Even the US Food and Drug Administration (FDA) won't allow vitamin D supplement manufacturers to tell the truth about vitamin D and how it can help prevent disease. Such claims are illegal in the United States of America, where pharmaceuticals are considered "healthy" but nutrients are considered contraband.
No nation can survive widespread vitamin D deficiency in the long run
Eventually, however, even the US government will be forced to come to the same conclusion that the UK government has already reached: That the people need vitamin D to maintain their health, and ongoing vitamin D deficiency population will bankrupt your nation from sick-care costs.
Even though this announcement from UK non-profits is a huge step in the right direction, it's still rife with huge information gaps. For example, these groups are advocating 10 minutes a day of sunshine but still warn that anything over 10 minutes is dangerous for your health. That's a lie, of course — especially if you have darker skin color.
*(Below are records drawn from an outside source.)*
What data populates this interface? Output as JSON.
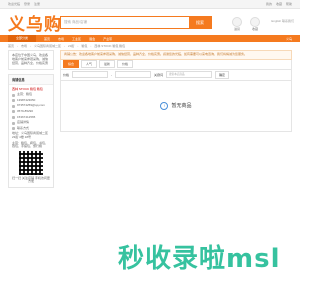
{
  "topbar": {
    "left": [
      "欢迎光临",
      "登录",
      "注册"
    ],
    "right": [
      "我的",
      "收藏",
      "帮助"
    ]
  },
  "header": {
    "logo": "义乌购",
    "search_placeholder": "搜索 商品/店铺",
    "search_button": "搜索",
    "icons": [
      "进货",
      "收藏"
    ],
    "right_text": "English 联系我们"
  },
  "nav": {
    "category": "全部分类",
    "items": [
      "首页",
      "市场",
      "工业区",
      "展会",
      "产业带"
    ],
    "right": "义乌"
  },
  "breadcrumb": [
    "首页",
    "市场",
    "义乌国际商贸城二区",
    "23街",
    "箱包",
    "西林 STOCK 箱包 箱包"
  ],
  "sidebar": {
    "intro": "本店位于中国义乌，欢迎各地客户前来参观采购，诚信经营，品种齐全，价格实惠",
    "store_title": "商铺信息",
    "store_name": "西林 STOCK 箱包 箱包",
    "rows": [
      "主营：箱包",
      "13987423050",
      "973574259@qq.com",
      "0579-85290",
      "15367412565",
      "店铺详情",
      "联系方式"
    ],
    "address": "地址：义乌国际商贸城二区 23街 4楼 18号",
    "products": "主营：箱包，挎包，书包，钱包，手提包，旅行箱",
    "qr_text": "扫一扫 关注店铺 手机访问更方便"
  },
  "main": {
    "notice": "商铺公告：欢迎各地客户前来参观采购，诚信经营，品种齐全，价格实惠。感谢您的光临，如有需要可以来电咨询，我们将竭诚为您服务。",
    "tabs": [
      "综合",
      "人气",
      "最新",
      "价格"
    ],
    "filters": {
      "label": "价格",
      "keyword_label": "关键词",
      "placeholder": "搜索本店商品",
      "button": "确定"
    },
    "empty_text": "暂无商品"
  },
  "watermark": "秒收录啦msl"
}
Those of African descent who live in the UK actually need more like three hours of sunlight a day to generate sufficient levels of vitamin D. (http://www.naturalnews.tv/v.asp?v=5...)
So even though this new statement may help reduce vitamin D deficiency in whites, it will do virtually nothing to solve this nutrient deficiency for blacks. And that makes the policy downright racist because it discriminates against people based on their skin color.
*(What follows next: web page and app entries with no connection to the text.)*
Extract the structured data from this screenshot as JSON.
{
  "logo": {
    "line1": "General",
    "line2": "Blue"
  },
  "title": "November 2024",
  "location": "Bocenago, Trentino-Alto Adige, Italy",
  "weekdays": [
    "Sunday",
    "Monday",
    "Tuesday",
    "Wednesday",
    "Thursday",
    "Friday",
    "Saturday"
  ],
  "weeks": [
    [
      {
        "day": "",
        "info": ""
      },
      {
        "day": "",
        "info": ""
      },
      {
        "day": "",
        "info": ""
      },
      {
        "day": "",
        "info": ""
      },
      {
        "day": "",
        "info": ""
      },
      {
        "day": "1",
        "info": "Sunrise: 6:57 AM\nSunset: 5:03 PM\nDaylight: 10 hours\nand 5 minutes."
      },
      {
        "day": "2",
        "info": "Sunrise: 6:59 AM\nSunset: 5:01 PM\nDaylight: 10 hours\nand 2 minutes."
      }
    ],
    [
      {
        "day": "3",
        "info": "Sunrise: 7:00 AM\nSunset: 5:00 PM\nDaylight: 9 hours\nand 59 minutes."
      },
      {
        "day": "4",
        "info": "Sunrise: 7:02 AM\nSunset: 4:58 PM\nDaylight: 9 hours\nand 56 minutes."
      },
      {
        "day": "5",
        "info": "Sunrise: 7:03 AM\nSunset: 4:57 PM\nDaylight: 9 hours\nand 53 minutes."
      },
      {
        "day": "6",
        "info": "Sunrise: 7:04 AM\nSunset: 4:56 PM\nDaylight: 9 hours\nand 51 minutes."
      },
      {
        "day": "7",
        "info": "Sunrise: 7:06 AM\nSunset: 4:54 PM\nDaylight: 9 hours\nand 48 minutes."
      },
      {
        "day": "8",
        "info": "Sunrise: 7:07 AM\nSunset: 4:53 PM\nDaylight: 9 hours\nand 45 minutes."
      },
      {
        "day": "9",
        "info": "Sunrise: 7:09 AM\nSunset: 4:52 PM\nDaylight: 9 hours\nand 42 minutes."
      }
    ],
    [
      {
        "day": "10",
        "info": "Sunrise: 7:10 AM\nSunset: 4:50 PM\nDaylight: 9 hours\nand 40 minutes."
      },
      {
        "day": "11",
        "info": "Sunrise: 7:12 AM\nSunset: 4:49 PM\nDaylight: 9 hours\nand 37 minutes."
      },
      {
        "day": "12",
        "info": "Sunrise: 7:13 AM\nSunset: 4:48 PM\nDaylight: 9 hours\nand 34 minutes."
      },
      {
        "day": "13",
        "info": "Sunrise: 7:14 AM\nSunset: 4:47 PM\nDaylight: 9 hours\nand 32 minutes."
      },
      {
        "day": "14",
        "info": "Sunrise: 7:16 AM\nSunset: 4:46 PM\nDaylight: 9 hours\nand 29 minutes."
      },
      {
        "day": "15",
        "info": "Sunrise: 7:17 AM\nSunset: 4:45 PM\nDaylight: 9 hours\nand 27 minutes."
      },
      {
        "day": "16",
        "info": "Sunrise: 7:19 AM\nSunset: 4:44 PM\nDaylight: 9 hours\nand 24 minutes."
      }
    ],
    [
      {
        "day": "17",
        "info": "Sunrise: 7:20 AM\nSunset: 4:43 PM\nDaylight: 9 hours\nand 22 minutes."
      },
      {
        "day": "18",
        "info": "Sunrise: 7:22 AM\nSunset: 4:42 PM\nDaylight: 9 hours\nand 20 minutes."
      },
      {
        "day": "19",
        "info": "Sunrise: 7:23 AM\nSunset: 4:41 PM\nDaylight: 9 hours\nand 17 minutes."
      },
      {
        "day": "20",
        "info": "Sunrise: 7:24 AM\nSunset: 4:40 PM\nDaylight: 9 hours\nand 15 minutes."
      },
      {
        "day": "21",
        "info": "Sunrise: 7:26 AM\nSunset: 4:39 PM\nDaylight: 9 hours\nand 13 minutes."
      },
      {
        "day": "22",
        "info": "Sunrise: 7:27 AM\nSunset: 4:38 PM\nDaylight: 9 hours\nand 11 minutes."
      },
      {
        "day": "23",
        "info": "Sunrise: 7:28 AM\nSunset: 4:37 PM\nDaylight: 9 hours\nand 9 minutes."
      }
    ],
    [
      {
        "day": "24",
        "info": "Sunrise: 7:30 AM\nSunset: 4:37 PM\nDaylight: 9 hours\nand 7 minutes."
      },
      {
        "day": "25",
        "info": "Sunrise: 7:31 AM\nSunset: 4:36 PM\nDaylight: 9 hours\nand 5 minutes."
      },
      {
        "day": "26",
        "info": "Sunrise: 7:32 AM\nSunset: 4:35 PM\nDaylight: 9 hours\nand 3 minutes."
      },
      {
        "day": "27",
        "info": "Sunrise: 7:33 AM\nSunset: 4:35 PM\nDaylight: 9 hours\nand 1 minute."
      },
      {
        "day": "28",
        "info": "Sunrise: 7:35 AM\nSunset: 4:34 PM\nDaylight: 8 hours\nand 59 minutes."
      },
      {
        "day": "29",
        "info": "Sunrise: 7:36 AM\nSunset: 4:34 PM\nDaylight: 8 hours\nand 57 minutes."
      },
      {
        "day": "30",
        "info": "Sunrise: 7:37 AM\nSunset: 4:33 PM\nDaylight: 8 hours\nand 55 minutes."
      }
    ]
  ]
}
It seems that even though these UK non-profits are beginning to nudge their message in the right direction, they haven't yet found the depth of honesty required to admit the full truth about vitamin D deficiency, breast cancer and women of African descent. Perhaps in another decade, they'll somehow discover the scientific integrity to admit the full story on sunshine and vitamin D.
Until then, they insist that you limit your time in the sun to 10 minutes a day. Because, after all, we wouldn't want vitamin D deficiency to be eradicated too quickly now, would we?
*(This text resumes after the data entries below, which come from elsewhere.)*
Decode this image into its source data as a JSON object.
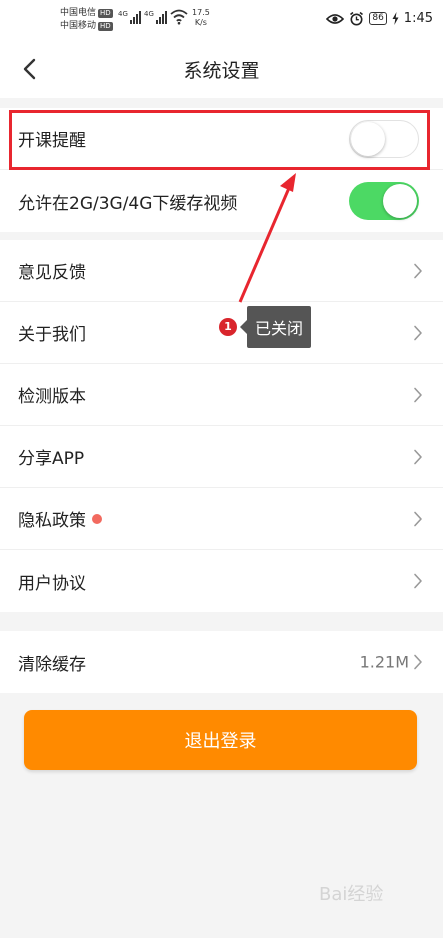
{
  "status_bar": {
    "carrier1": "中国电信",
    "carrier2": "中国移动",
    "hd": "HD",
    "net1": "4G",
    "net2": "4G",
    "speed_value": "17.5",
    "speed_unit": "K/s",
    "battery": "86",
    "time": "1:45"
  },
  "header": {
    "title": "系统设置"
  },
  "settings_group1": [
    {
      "label": "开课提醒",
      "toggle": "off"
    },
    {
      "label": "允许在2G/3G/4G下缓存视频",
      "toggle": "on"
    }
  ],
  "settings_group2": [
    {
      "label": "意见反馈"
    },
    {
      "label": "关于我们"
    },
    {
      "label": "检测版本"
    },
    {
      "label": "分享APP"
    },
    {
      "label": "隐私政策"
    },
    {
      "label": "用户协议"
    }
  ],
  "cache": {
    "label": "清除缓存",
    "value": "1.21M"
  },
  "logout_label": "退出登录",
  "annotation": {
    "number": "1",
    "text": "已关闭"
  },
  "colors": {
    "accent": "#ff8a00",
    "toggle_on": "#4cd964",
    "annotation_red": "#e8262f",
    "privacy_dot": "#f26a5f"
  },
  "watermark": "Bai经验"
}
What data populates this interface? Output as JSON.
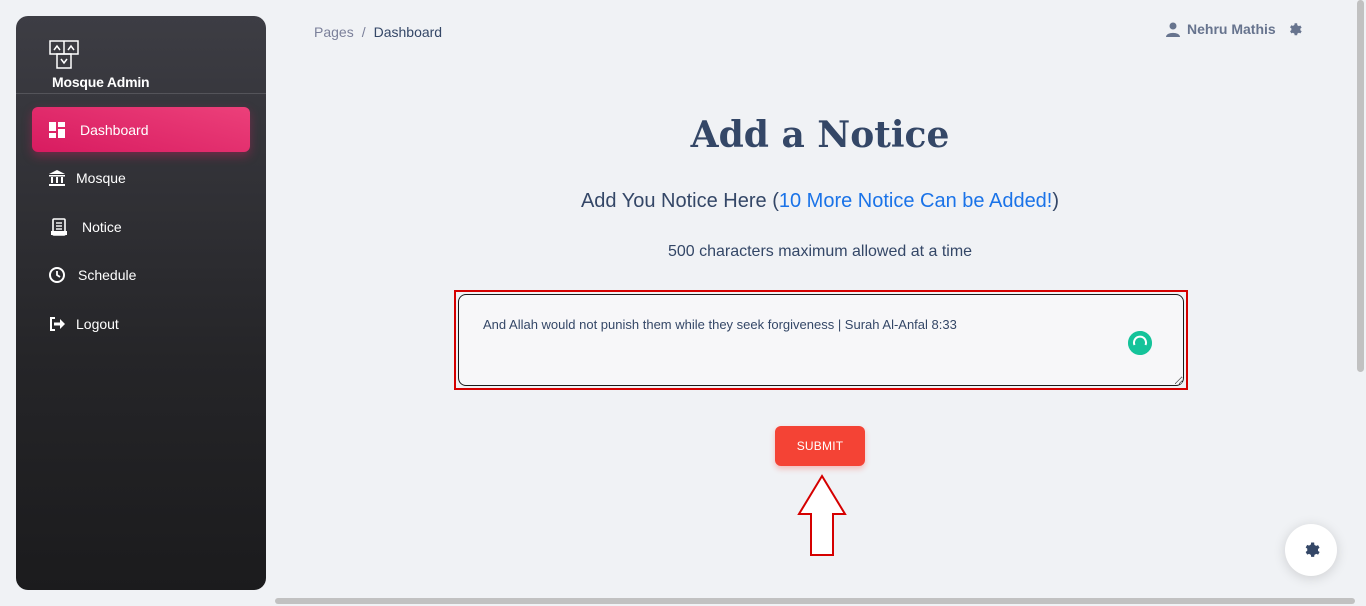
{
  "sidebar": {
    "brand": "Mosque Admin",
    "items": [
      {
        "label": "Dashboard",
        "icon": "dashboard-icon",
        "active": true
      },
      {
        "label": "Mosque",
        "icon": "mosque-icon",
        "active": false
      },
      {
        "label": "Notice",
        "icon": "notice-icon",
        "active": false
      },
      {
        "label": "Schedule",
        "icon": "clock-icon",
        "active": false
      },
      {
        "label": "Logout",
        "icon": "logout-icon",
        "active": false
      }
    ]
  },
  "header": {
    "breadcrumb": {
      "parent": "Pages",
      "separator": "/",
      "current": "Dashboard"
    },
    "user_name": "Nehru Mathis"
  },
  "main": {
    "title": "Add a Notice",
    "subtitle_prefix": "Add You Notice Here (",
    "subtitle_link": "10 More Notice Can be Added!",
    "subtitle_suffix": ")",
    "hint": "500 characters maximum allowed at a time",
    "notice_text": "And Allah would not punish them while they seek forgiveness | Surah Al-Anfal 8:33",
    "submit_label": "SUBMIT"
  },
  "colors": {
    "accent": "#e91e63",
    "submit": "#f44335",
    "link": "#1a73e8",
    "text_dark": "#344767",
    "annotation": "#d50000",
    "grammar_badge": "#15c39a"
  }
}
US non-profits, by comparison, still insist that daily sunshine exposure should be limited to zero minutes a day, if you can believe that.
About the author: Mike Adams is a natural health author and award-winning journalist with a mission to teach personal and planetary health to the public He has authored and published thousands of articles, interviews, consumers guides, and books on topics like health and the environment, reaching millions of readers with information that is saving lives and improving personal health around the world. Adams is a trusted, independent journalist who receives no money or promotional fees whatsoever to write about other companies' products. In 2010, Adams co-founded NaturalNews.TV, a natural health video sharing site that has now grown in popularity. He's also the CEO of a highly successful email newsletter software company that develops software used to send permission email campaigns to subscribers. Adams volunteers his time to serve as the executive director of the Consumer Wellness Center, a 501(c)3 non-profit organization, and pursues hobbies such as martial arts, Capoeira, nature macrophotography and organic gardening. Known on the 'net as 'the Health Ranger,' Adams shares his ethics, mission statements and personal health statistics at www.HealthRanger.org